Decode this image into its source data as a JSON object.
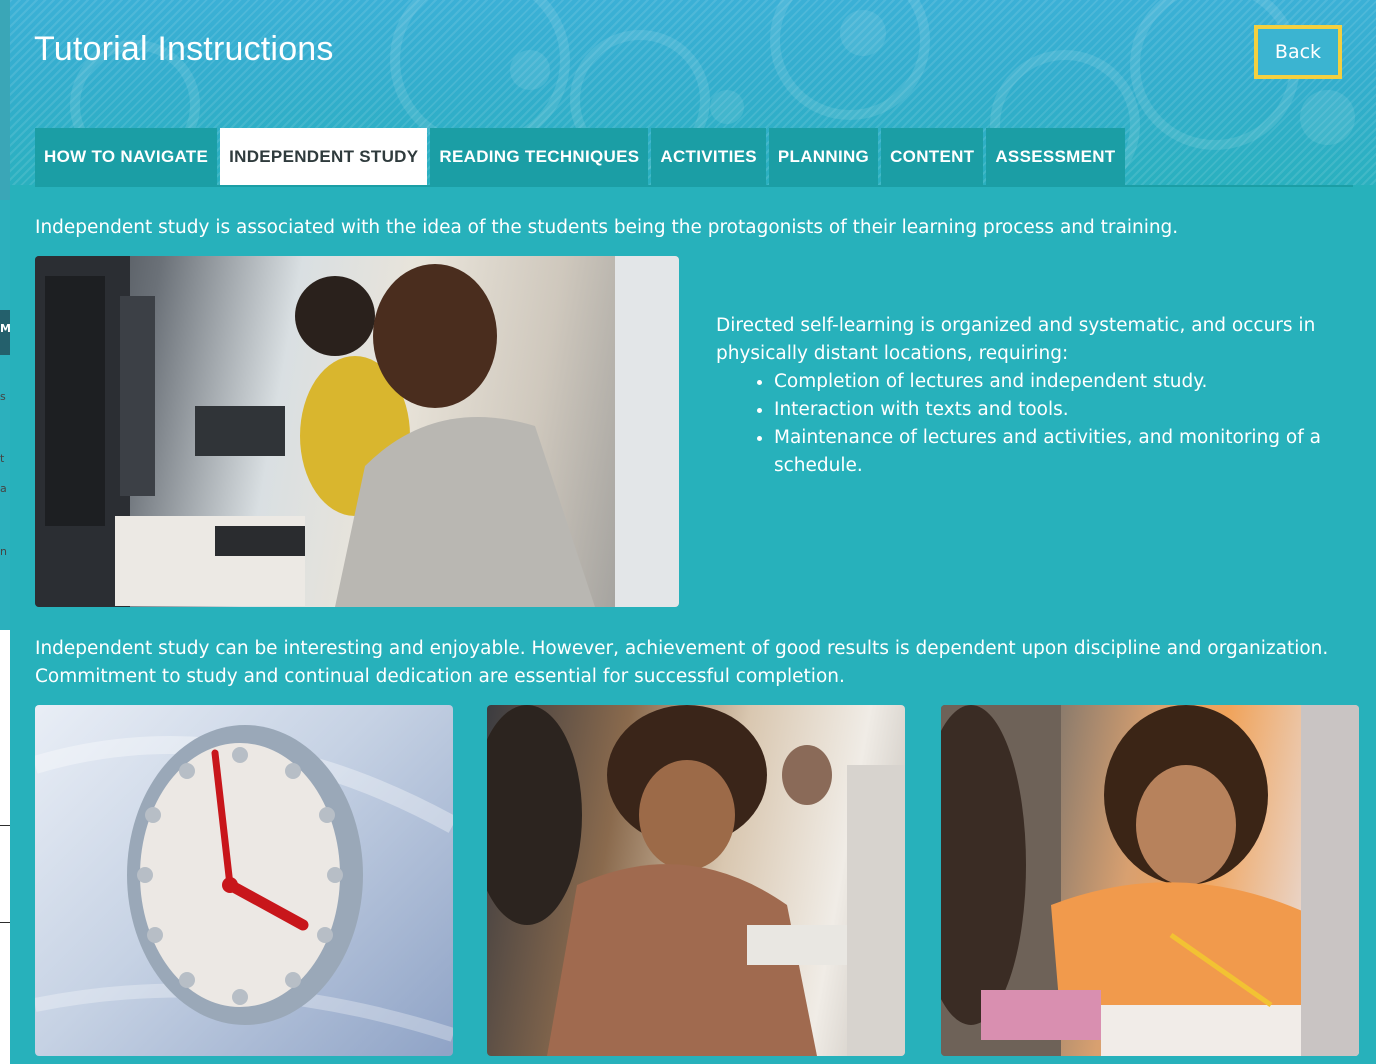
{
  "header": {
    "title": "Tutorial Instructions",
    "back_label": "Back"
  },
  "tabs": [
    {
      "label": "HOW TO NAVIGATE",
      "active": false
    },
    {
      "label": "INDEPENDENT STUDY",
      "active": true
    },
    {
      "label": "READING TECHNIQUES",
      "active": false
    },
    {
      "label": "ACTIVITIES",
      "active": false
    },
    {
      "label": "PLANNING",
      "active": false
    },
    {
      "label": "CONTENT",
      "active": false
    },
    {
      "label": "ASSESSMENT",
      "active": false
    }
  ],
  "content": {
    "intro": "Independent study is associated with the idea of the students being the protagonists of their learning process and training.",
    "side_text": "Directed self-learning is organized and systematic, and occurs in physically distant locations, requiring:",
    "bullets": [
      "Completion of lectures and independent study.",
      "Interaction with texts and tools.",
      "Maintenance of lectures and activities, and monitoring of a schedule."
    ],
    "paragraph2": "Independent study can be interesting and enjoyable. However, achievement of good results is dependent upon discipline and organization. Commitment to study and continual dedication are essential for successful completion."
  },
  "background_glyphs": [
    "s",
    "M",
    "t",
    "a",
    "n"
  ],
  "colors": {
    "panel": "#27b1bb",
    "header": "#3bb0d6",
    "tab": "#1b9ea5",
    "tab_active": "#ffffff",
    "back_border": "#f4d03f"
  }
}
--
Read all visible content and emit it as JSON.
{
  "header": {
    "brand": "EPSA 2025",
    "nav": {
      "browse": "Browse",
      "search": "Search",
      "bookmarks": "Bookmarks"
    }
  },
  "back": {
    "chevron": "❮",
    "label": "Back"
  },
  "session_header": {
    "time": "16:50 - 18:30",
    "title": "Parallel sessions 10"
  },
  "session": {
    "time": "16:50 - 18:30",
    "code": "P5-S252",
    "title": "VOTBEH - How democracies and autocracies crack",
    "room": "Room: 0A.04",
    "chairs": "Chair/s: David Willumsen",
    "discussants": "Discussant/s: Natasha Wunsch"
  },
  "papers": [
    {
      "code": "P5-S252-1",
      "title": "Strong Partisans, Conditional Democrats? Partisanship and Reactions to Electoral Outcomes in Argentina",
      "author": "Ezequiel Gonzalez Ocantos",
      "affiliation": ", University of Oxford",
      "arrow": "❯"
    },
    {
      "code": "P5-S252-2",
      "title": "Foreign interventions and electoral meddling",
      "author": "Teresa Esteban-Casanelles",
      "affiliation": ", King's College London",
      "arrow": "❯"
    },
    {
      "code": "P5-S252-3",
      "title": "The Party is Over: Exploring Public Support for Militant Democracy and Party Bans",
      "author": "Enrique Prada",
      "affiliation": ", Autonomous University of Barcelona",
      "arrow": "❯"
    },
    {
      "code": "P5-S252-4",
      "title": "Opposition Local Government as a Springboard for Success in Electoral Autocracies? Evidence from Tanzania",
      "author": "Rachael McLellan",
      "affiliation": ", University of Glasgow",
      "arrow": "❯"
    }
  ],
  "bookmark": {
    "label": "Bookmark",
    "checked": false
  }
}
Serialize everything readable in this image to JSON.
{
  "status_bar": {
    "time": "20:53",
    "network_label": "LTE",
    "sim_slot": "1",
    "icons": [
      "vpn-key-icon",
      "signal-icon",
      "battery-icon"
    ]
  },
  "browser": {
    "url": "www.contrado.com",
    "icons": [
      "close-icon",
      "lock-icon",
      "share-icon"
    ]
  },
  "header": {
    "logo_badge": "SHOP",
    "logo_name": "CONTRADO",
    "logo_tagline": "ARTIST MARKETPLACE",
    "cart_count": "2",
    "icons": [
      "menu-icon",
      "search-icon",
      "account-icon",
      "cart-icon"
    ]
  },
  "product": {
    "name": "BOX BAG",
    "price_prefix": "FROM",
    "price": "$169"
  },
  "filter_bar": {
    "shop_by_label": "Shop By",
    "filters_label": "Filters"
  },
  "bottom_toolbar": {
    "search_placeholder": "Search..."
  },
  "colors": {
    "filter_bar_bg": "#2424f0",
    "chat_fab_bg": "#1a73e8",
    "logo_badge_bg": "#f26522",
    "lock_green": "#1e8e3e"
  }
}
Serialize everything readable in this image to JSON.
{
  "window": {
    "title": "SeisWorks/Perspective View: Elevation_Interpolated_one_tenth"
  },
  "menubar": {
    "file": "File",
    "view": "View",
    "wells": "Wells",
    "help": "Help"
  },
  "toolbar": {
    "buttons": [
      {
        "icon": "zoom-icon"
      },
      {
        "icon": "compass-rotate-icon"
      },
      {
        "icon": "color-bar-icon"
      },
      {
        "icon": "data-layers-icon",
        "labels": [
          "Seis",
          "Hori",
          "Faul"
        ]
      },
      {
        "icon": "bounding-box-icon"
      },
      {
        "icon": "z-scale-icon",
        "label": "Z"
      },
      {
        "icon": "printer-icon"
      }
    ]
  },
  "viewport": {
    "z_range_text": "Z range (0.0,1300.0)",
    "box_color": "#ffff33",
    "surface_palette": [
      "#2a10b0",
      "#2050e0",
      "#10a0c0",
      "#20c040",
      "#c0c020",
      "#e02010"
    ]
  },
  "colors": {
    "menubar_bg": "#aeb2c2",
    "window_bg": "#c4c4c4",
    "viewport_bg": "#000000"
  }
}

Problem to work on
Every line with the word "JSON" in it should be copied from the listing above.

Answer to this task
Decode this image into its source data as a JSON object.
Read all visible content and emit it as JSON.
Serialize everything readable in this image to JSON.
Serialize everything readable in this image to JSON.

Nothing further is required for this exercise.